* [Task details]:
All records below must be reproduced exactly, although any pictures they contain are to be omitted.

* [Dataset records]:
________________________________________

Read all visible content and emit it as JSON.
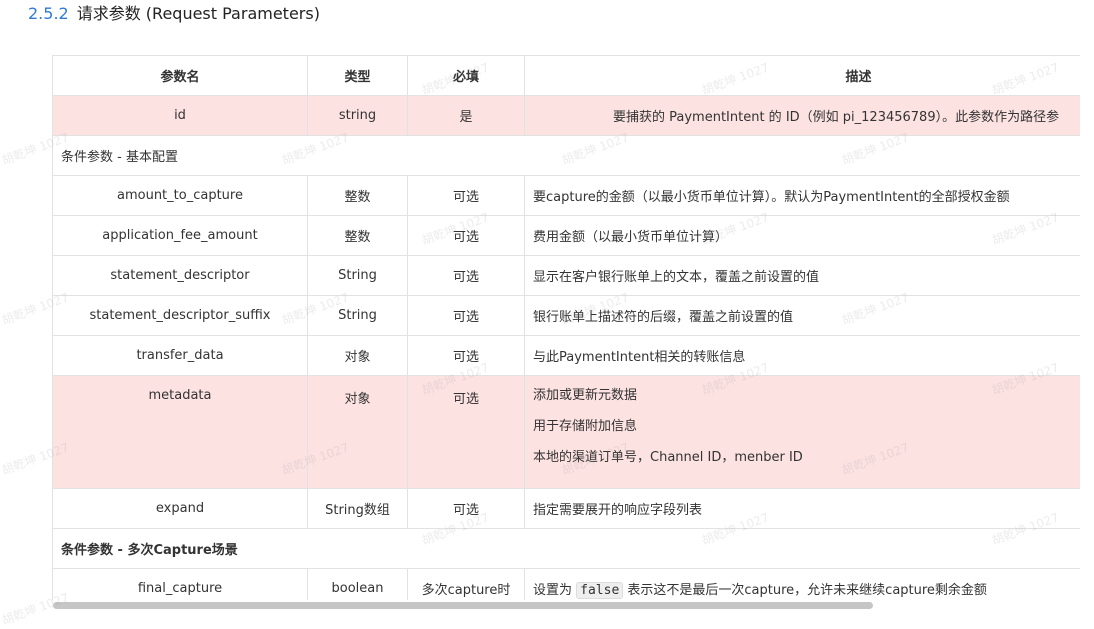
{
  "heading": {
    "number": "2.5.2",
    "title": "请求参数 (Request Parameters)"
  },
  "table": {
    "headers": [
      "参数名",
      "类型",
      "必填",
      "描述"
    ],
    "id_row": {
      "name": "id",
      "type": "string",
      "required": "是",
      "desc": "要捕获的 PaymentIntent 的 ID（例如 pi_123456789）。此参数作为路径参"
    },
    "group1": "条件参数 - 基本配置",
    "rows": [
      {
        "name": "amount_to_capture",
        "type": "整数",
        "required": "可选",
        "desc": "要capture的金额（以最小货币单位计算）。默认为PaymentIntent的全部授权金额"
      },
      {
        "name": "application_fee_amount",
        "type": "整数",
        "required": "可选",
        "desc": "费用金额（以最小货币单位计算）"
      },
      {
        "name": "statement_descriptor",
        "type": "String",
        "required": "可选",
        "desc": "显示在客户银行账单上的文本，覆盖之前设置的值"
      },
      {
        "name": "statement_descriptor_suffix",
        "type": "String",
        "required": "可选",
        "desc": "银行账单上描述符的后缀，覆盖之前设置的值"
      },
      {
        "name": "transfer_data",
        "type": "对象",
        "required": "可选",
        "desc": "与此PaymentIntent相关的转账信息"
      }
    ],
    "metadata_row": {
      "name": "metadata",
      "type": "对象",
      "required": "可选",
      "lines": [
        "添加或更新元数据",
        "用于存储附加信息",
        "本地的渠道订单号，Channel ID，menber ID"
      ]
    },
    "expand_row": {
      "name": "expand",
      "type": "String数组",
      "required": "可选",
      "desc": "指定需要展开的响应字段列表"
    },
    "group2": "条件参数 - 多次Capture场景",
    "final_row": {
      "name": "final_capture",
      "type": "boolean",
      "required": "多次capture时",
      "desc_pre": "设置为 ",
      "desc_code": "false",
      "desc_post": " 表示这不是最后一次capture，允许未来继续capture剩余金额"
    }
  },
  "watermark": "胡乾坤 1027"
}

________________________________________

* [Result]:
Read all visible content and emit it as JSON.
{
  "heading": {
    "number": "2.5.2",
    "title": "请求参数 (Request Parameters)"
  },
  "table": {
    "headers": [
      "参数名",
      "类型",
      "必填",
      "描述"
    ],
    "id_row": {
      "name": "id",
      "type": "string",
      "required": "是",
      "desc": "要捕获的 PaymentIntent 的 ID（例如 pi_123456789）。此参数作为路径参"
    },
    "group1": "条件参数 - 基本配置",
    "rows": [
      {
        "name": "amount_to_capture",
        "type": "整数",
        "required": "可选",
        "desc": "要capture的金额（以最小货币单位计算）。默认为PaymentIntent的全部授权金额"
      },
      {
        "name": "application_fee_amount",
        "type": "整数",
        "required": "可选",
        "desc": "费用金额（以最小货币单位计算）"
      },
      {
        "name": "statement_descriptor",
        "type": "String",
        "required": "可选",
        "desc": "显示在客户银行账单上的文本，覆盖之前设置的值"
      },
      {
        "name": "statement_descriptor_suffix",
        "type": "String",
        "required": "可选",
        "desc": "银行账单上描述符的后缀，覆盖之前设置的值"
      },
      {
        "name": "transfer_data",
        "type": "对象",
        "required": "可选",
        "desc": "与此PaymentIntent相关的转账信息"
      }
    ],
    "metadata_row": {
      "name": "metadata",
      "type": "对象",
      "required": "可选",
      "lines": [
        "添加或更新元数据",
        "用于存储附加信息",
        "本地的渠道订单号，Channel ID，menber ID"
      ]
    },
    "expand_row": {
      "name": "expand",
      "type": "String数组",
      "required": "可选",
      "desc": "指定需要展开的响应字段列表"
    },
    "group2": "条件参数 - 多次Capture场景",
    "final_row": {
      "name": "final_capture",
      "type": "boolean",
      "required": "多次capture时",
      "desc_pre": "设置为 ",
      "desc_code": "false",
      "desc_post": " 表示这不是最后一次capture，允许未来继续capture剩余金额"
    }
  },
  "watermark": "胡乾坤 1027"
}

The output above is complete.